• [EXERCISE AIM]: Go through the entries and say how many lines contain the string "offset". The number is the whole answer.

[Records excerpted from a collection]
◆ ◆ ◆ ◆

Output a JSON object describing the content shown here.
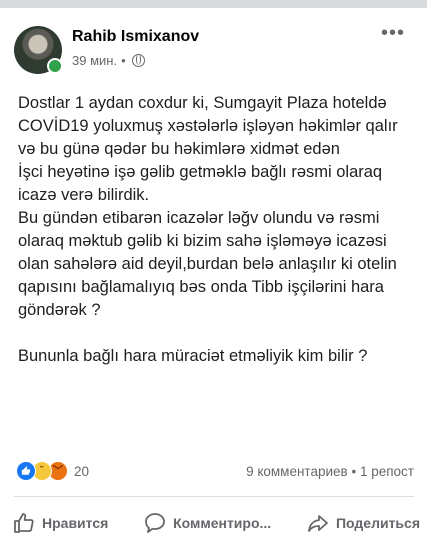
{
  "post": {
    "author": "Rahib Ismixanov",
    "time": "39 мин.",
    "separator": "•",
    "privacy_icon": "globe-icon",
    "body": [
      "Dostlar  1 aydan coxdur ki, Sumgayit Plaza hoteldə COVİD19 yoluxmuş xəstələrlə işləyən həkimlər qalır və bu günə qədər bu həkimlərə xidmət edən",
      "İşci heyətinə işə gəlib getməklə bağlı rəsmi olaraq icazə verə bilirdik.",
      "Bu gündən etibarən icazələr ləğv olundu və rəsmi olaraq məktub gəlib ki bizim sahə işləməyə icazəsi olan sahələrə aid deyil,burdan belə anlaşılır ki otelin qapısını bağlamalıyıq bəs onda Tibb işçilərini hara göndərək ?",
      " Bununla bağlı hara müraciət etməliyik kim bilir ?"
    ]
  },
  "stats": {
    "reaction_count": "20",
    "reactions": [
      "like",
      "sad",
      "angry"
    ],
    "comments": "9 комментариев",
    "dot": "•",
    "shares": "1 репост"
  },
  "actions": {
    "like": "Нравится",
    "comment": "Комментиро...",
    "share": "Поделиться"
  },
  "colors": {
    "like_blue": "#1877f2",
    "muted_text": "#65676b",
    "online_green": "#31a24c"
  }
}
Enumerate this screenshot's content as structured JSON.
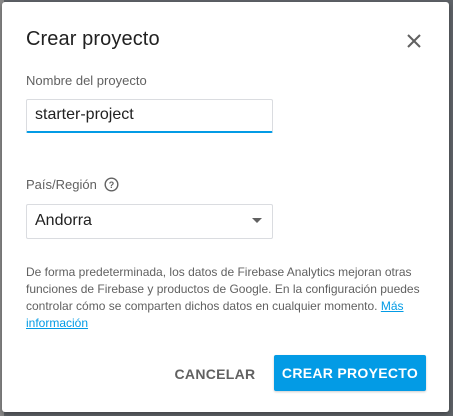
{
  "dialog": {
    "title": "Crear proyecto",
    "close_icon": "close-icon"
  },
  "project_name": {
    "label": "Nombre del proyecto",
    "value": "starter-project"
  },
  "country": {
    "label": "País/Región",
    "help_icon": "help-icon",
    "selected": "Andorra",
    "dropdown_icon": "chevron-down-icon"
  },
  "info": {
    "text": "De forma predeterminada, los datos de Firebase Analytics mejoran otras funciones de Firebase y productos de Google. En la configuración puedes controlar cómo se comparten dichos datos en cualquier momento.",
    "link": "Más información"
  },
  "actions": {
    "cancel": "CANCELAR",
    "create": "CREAR PROYECTO"
  },
  "colors": {
    "accent": "#039be5",
    "title": "#212121",
    "secondary_text": "#616161"
  }
}
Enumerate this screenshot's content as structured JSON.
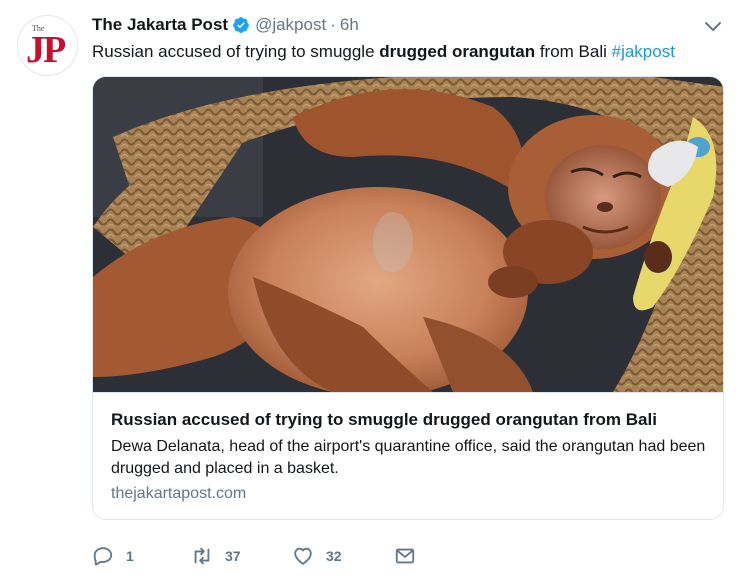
{
  "tweet": {
    "author_name": "The Jakarta Post",
    "handle": "@jakpost",
    "separator": "·",
    "time": "6h",
    "avatar_small_text": "The",
    "avatar_big_text": "JP",
    "text_before": "Russian accused of trying to smuggle ",
    "text_bold": "drugged orangutan",
    "text_after": " from Bali ",
    "hashtag": "#jakpost"
  },
  "card": {
    "title": "Russian accused of trying to smuggle drugged orangutan from Bali",
    "description": "Dewa Delanata, head of the airport's quarantine office, said the orangutan had been drugged and placed in a basket.",
    "url": "thejakartapost.com"
  },
  "actions": {
    "reply_count": "1",
    "retweet_count": "37",
    "like_count": "32"
  },
  "icons": {
    "verified": "verified-badge-icon",
    "caret": "chevron-down-icon",
    "reply": "reply-icon",
    "retweet": "retweet-icon",
    "like": "heart-icon",
    "message": "direct-message-icon"
  },
  "colors": {
    "accent": "#1b95e0",
    "secondary_text": "#657786",
    "brand_red": "#c8102e"
  }
}
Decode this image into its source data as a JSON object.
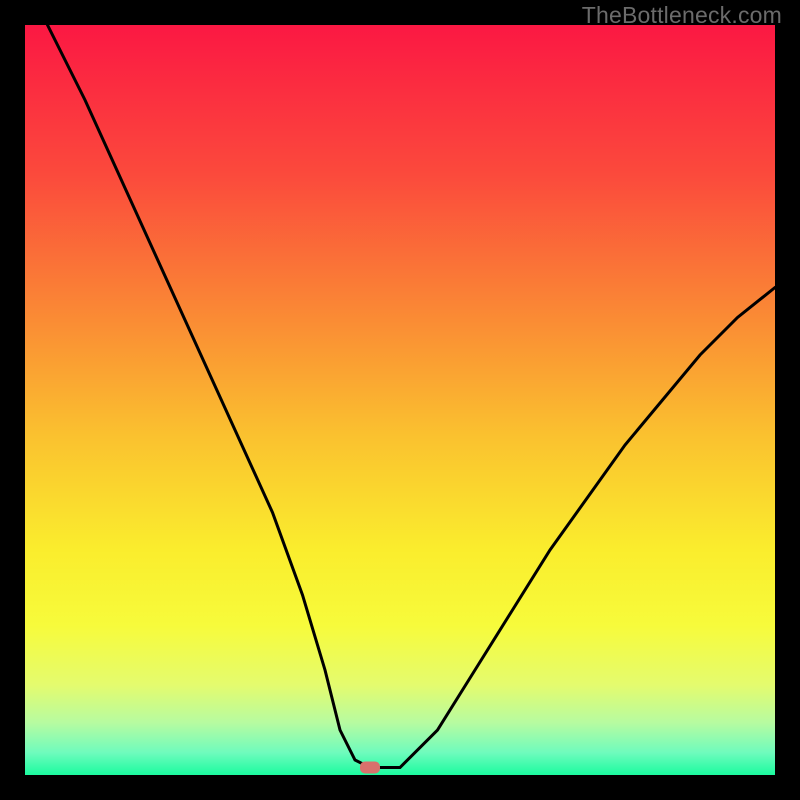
{
  "watermark": "TheBottleneck.com",
  "chart_data": {
    "type": "line",
    "title": "",
    "xlabel": "",
    "ylabel": "",
    "xlim": [
      0,
      100
    ],
    "ylim": [
      0,
      100
    ],
    "background_gradient_note": "vertical heat gradient: red (top) through orange/yellow to green (bottom)",
    "series": [
      {
        "name": "bottleneck-curve",
        "x": [
          3,
          8,
          13,
          18,
          23,
          28,
          33,
          37,
          40,
          42,
          44,
          46,
          50,
          55,
          60,
          65,
          70,
          75,
          80,
          85,
          90,
          95,
          100
        ],
        "y": [
          100,
          90,
          79,
          68,
          57,
          46,
          35,
          24,
          14,
          6,
          2,
          1,
          1,
          6,
          14,
          22,
          30,
          37,
          44,
          50,
          56,
          61,
          65
        ]
      }
    ],
    "marker": {
      "x": 46,
      "y": 1,
      "color": "#d9716c",
      "shape": "rounded-rect"
    }
  },
  "colors": {
    "gradient_stops": [
      {
        "offset": 0.0,
        "color": "#fb1843"
      },
      {
        "offset": 0.2,
        "color": "#fb4a3c"
      },
      {
        "offset": 0.4,
        "color": "#fa8e34"
      },
      {
        "offset": 0.55,
        "color": "#fac22f"
      },
      {
        "offset": 0.7,
        "color": "#faed2d"
      },
      {
        "offset": 0.8,
        "color": "#f7fb3b"
      },
      {
        "offset": 0.88,
        "color": "#e4fb6e"
      },
      {
        "offset": 0.93,
        "color": "#b7fba0"
      },
      {
        "offset": 0.97,
        "color": "#6ffbbd"
      },
      {
        "offset": 1.0,
        "color": "#1bfb9f"
      }
    ],
    "curve": "#000000",
    "marker": "#d9716c"
  }
}
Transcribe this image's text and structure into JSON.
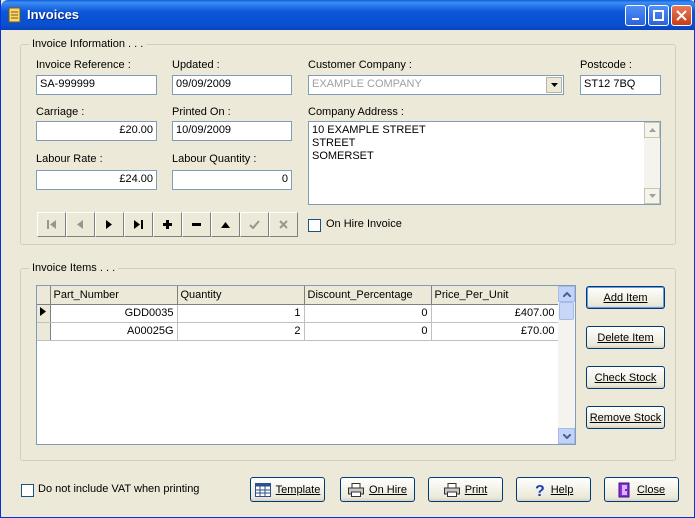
{
  "window": {
    "title": "Invoices"
  },
  "info": {
    "group_title": "Invoice Information . . .",
    "invoice_reference": {
      "label": "Invoice Reference :",
      "value": "SA-999999"
    },
    "updated": {
      "label": "Updated :",
      "value": "09/09/2009"
    },
    "customer_company": {
      "label": "Customer Company :",
      "value": "EXAMPLE COMPANY"
    },
    "postcode": {
      "label": "Postcode :",
      "value": "ST12 7BQ"
    },
    "carriage": {
      "label": "Carriage :",
      "value": "£20.00"
    },
    "printed_on": {
      "label": "Printed On :",
      "value": "10/09/2009"
    },
    "company_address": {
      "label": "Company Address :",
      "lines": [
        "10 EXAMPLE STREET",
        "STREET",
        "SOMERSET"
      ]
    },
    "labour_rate": {
      "label": "Labour Rate :",
      "value": "£24.00"
    },
    "labour_quantity": {
      "label": "Labour Quantity :",
      "value": "0"
    },
    "on_hire": {
      "label": "On Hire Invoice",
      "checked": false
    }
  },
  "items": {
    "group_title": "Invoice Items . . .",
    "columns": [
      "Part_Number",
      "Quantity",
      "Discount_Percentage",
      "Price_Per_Unit"
    ],
    "rows": [
      [
        "GDD0035",
        "1",
        "0",
        "£407.00"
      ],
      [
        "A00025G",
        "2",
        "0",
        "£70.00"
      ]
    ],
    "buttons": {
      "add": "Add Item",
      "delete": "Delete Item",
      "check": "Check Stock",
      "remove": "Remove Stock"
    }
  },
  "footer": {
    "vat_checkbox_label": "Do not include VAT when printing",
    "template": "Template",
    "on_hire": "On Hire",
    "print": "Print",
    "help": "Help",
    "close": "Close"
  }
}
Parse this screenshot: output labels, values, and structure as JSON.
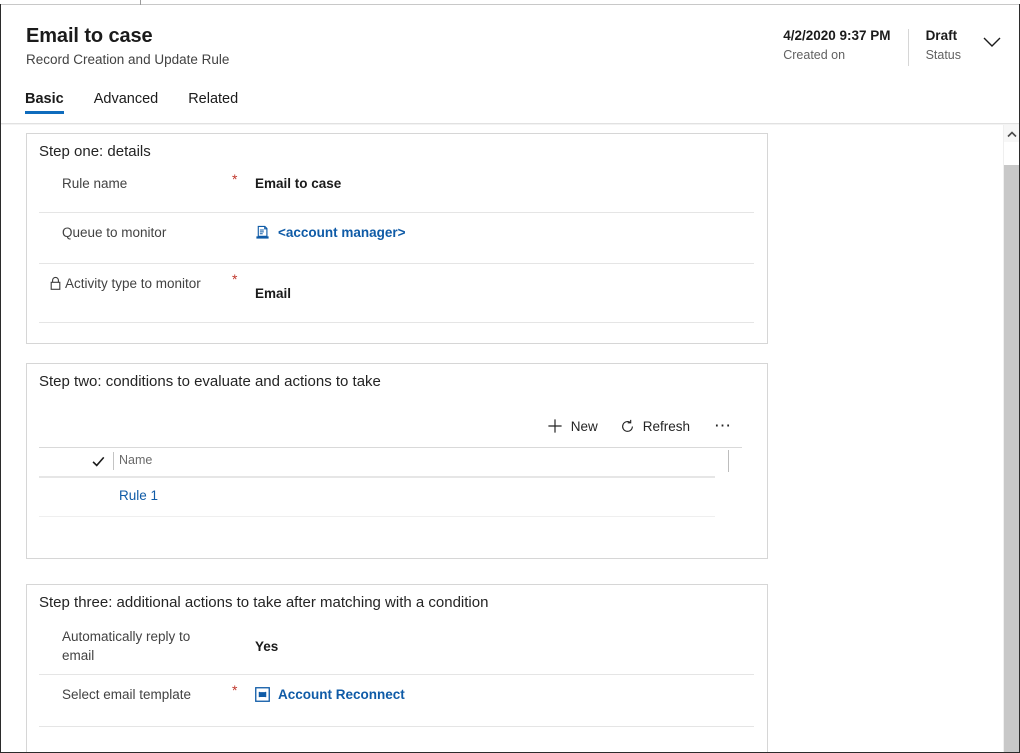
{
  "header": {
    "title": "Email to case",
    "subtitle": "Record Creation and Update Rule",
    "tabs": [
      {
        "label": "Basic",
        "active": true
      },
      {
        "label": "Advanced",
        "active": false
      },
      {
        "label": "Related",
        "active": false
      }
    ],
    "created_on": {
      "value": "4/2/2020 9:37 PM",
      "label": "Created on"
    },
    "status": {
      "value": "Draft",
      "label": "Status"
    },
    "expand_icon": "chevron-down-icon"
  },
  "accent_color": "#0f6cbd",
  "link_color": "#0f5ba7",
  "required_color": "#c0372c",
  "step_one": {
    "title": "Step one: details",
    "fields": [
      {
        "label": "Rule name",
        "required": "*",
        "value": "Email to case",
        "icon": null,
        "locked": false,
        "link": false
      },
      {
        "label": "Queue to monitor",
        "required": "",
        "value": "<account manager>",
        "icon": "queue-icon",
        "locked": false,
        "link": true
      },
      {
        "label": "Activity type to monitor",
        "required": "*",
        "value": "Email",
        "icon": null,
        "locked": true,
        "lock_icon": "lock-icon",
        "link": false
      }
    ]
  },
  "step_two": {
    "title": "Step two: conditions to evaluate and actions to take",
    "toolbar": [
      {
        "label": "New",
        "icon": "plus-icon"
      },
      {
        "label": "Refresh",
        "icon": "refresh-icon"
      },
      {
        "label": "⋯",
        "icon": "more-icon"
      }
    ],
    "grid": {
      "select_all_icon": "checkmark-icon",
      "columns": [
        "Name"
      ],
      "rows": [
        {
          "name": "Rule 1"
        }
      ]
    }
  },
  "step_three": {
    "title": "Step three: additional actions to take after matching with a condition",
    "fields": [
      {
        "label": "Automatically reply to email",
        "required": "",
        "value": "Yes",
        "icon": null,
        "link": false
      },
      {
        "label": "Select email template",
        "required": "*",
        "value": "Account Reconnect",
        "icon": "email-template-icon",
        "link": true
      }
    ]
  },
  "scrollbar": {
    "up_arrow_icon": "chevron-up-icon"
  }
}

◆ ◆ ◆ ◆

• [TASK OUTPUT]: 10